The reason why this is important is two fold:
Demonstrates Microsoft is still committed to enterprise/delivering a tailored experience--this was always their market, they plan to keep it
Shows there is a push back against using high-end consumer smartphones for enterprise e.g. iPhones--sometimes popular consumer devices don't have a place in the real business world
Additional reporting by George Ponder [Thanks, isaacl, for the tip]
Windows Live Hotmail is slated to officially receive Exchange ActiveSync support sometime this summer. However, while nothing has been announced, it appears this support is already active.

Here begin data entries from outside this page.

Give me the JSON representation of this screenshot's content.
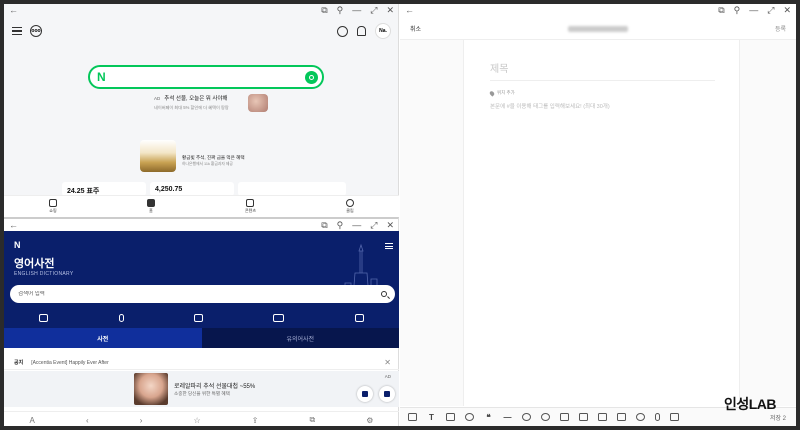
{
  "naver_pane": {
    "window_controls": [
      "⧉",
      "⚲",
      "—",
      "⤢",
      "✕"
    ],
    "back_arrow": "←",
    "avatar_text": "Na.",
    "logo_text": "ooo",
    "search_logo": "N",
    "ad": {
      "badge": "AD",
      "line1": "추석 선물, 오늘은 뭐 사야해",
      "line2": "네이버페이 최대 5% 할인에 더 혜택이 팡팡"
    },
    "promo": {
      "title": "황금빛 추석, 진짜 금을 먹은 혜택",
      "subtitle": "하나은행에서 11k 황금과자 제공"
    },
    "cards": [
      "24.25 표주",
      "4,250.75",
      ""
    ],
    "bottom_nav": [
      {
        "label": "쇼핑"
      },
      {
        "label": "홈"
      },
      {
        "label": "콘텐츠"
      },
      {
        "label": "클립"
      }
    ]
  },
  "dict_pane": {
    "window_controls": [
      "⧉",
      "⚲",
      "—",
      "⤢",
      "✕"
    ],
    "back_arrow": "←",
    "logo": "N",
    "title": "영어사전",
    "subtitle": "ENGLISH DICTIONARY",
    "search_placeholder": "검색어 입력",
    "tabs": [
      {
        "label": "사전",
        "active": true
      },
      {
        "label": "유의어사전",
        "active": false
      }
    ],
    "notice": {
      "label": "공지",
      "text": "[Accentia Event] Happily Ever After",
      "close": "✕"
    },
    "ad": {
      "tag": "AD",
      "line1": "로레알파리 추석 선물대첩 ~55%",
      "line2": "소중한 당신을 위한 특별 혜택"
    },
    "bottom_bar": [
      "A",
      "‹",
      "›",
      "☆",
      "⇪",
      "⧉",
      "⚙"
    ]
  },
  "blog_pane": {
    "window_controls": [
      "⧉",
      "⚲",
      "—",
      "⤢",
      "✕"
    ],
    "back_arrow": "←",
    "cancel_label": "취소",
    "publish_label": "등록",
    "title_placeholder": "제목",
    "location_label": "위치 추가",
    "body_placeholder": "본문에 #을 이용해 태그를 입력해보세요! (최대 30개)",
    "toolbar_items": [
      "camera",
      "T",
      "align",
      "sticker",
      "❝",
      "—",
      "pin",
      "link",
      "clip",
      "table",
      "grid",
      "spell",
      "ai",
      "mic",
      "chat"
    ],
    "save_label": "저장",
    "save_count": "2"
  },
  "watermark": "인성LAB",
  "colors": {
    "naver_green": "#03c75a",
    "dict_navy": "#0a1f6b",
    "dict_tab_active": "#102f9c"
  }
}
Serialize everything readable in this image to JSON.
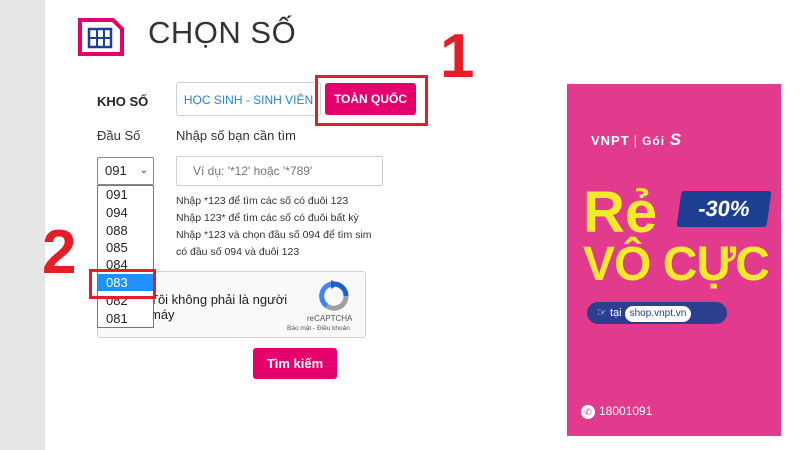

Liveside.net is reporting some users are having success in syncing their Hotmail accounts through ActiveSync. Through trial and error, the server address has been identified as m.hotmail.com, SSL should be enabled, and you leave the domain blank. Obviously you enter in your username and password accordingly.
If you're feeling adventurous, give it a try but remember, this isn't an official announcement so there may be performance issues present. Also, with ActiveSync only able to sync with one Exchange Server, you will have to delete your existing data. Make sure you have things backed up before giving it a whirl.
In reading the Windows Live Hotmail FAQ Sheet, calendar and contact support is also present with Exchange ActiveSync. There's no mention of task synchronization which may be a downside for some.
It's nice to see ActiveSync support coming to Windows Live and Hotmail. It may make the choice between Windows Live and Google a little more difficult to make.
Requests for it have outstripped the requests for Blackberry, by a large margin
For those curious, ShopSavvy is a very popular application found on Android, the iPhone and Symbian. It allows you to scan a barcode with your camera and then does a quick price lookup for all local and online stores, giving you their lowest price and allowing you to save the information.
Since we began accepting requests it has been interesting to note that Windows Phone requests have beaten out Blackberry requests two to one. This is despite the fact that Blackberry devices out number Windows Mobile devices more than two to one.
Jealous of the new KIN UI? No? Well, too bad because now you have the option to run a UI overlay on your favorite Windows Mobile phone, but without all the limitations.
Turns out someone at Windows Phone Hacker (yeah, new to us too) has come up with a sophisticated looking KIN UI. Seriously, considering what this is it actually looks pretty darn good.
Called 'KinLauncher', it makes available eight tabs on your homescreen, each linking to a core aspect of your phone: messages, email, phone, music, settings, browser, camera and alarm clock.
It might not permanently replace your Sense UI, but hey, it's free and seems like worth a shot if you're bored. You can grab it right here and after the break, watch a video demonstration of it in action.
Looks like the Verizon Touch Pro 2 just received a maintenance ROM update called 'MR2'. Still a bit early to know all the changes, but so far it looks to be some subtle, under the hood type fixes as opposed to a whole new "experience":
"This is a general software upgrade for the XV6875 that updates VZ Navigator, Contact Cards and the Time Stamp"
So shall we play "what else is different"? If you find anything, hit us up in comments.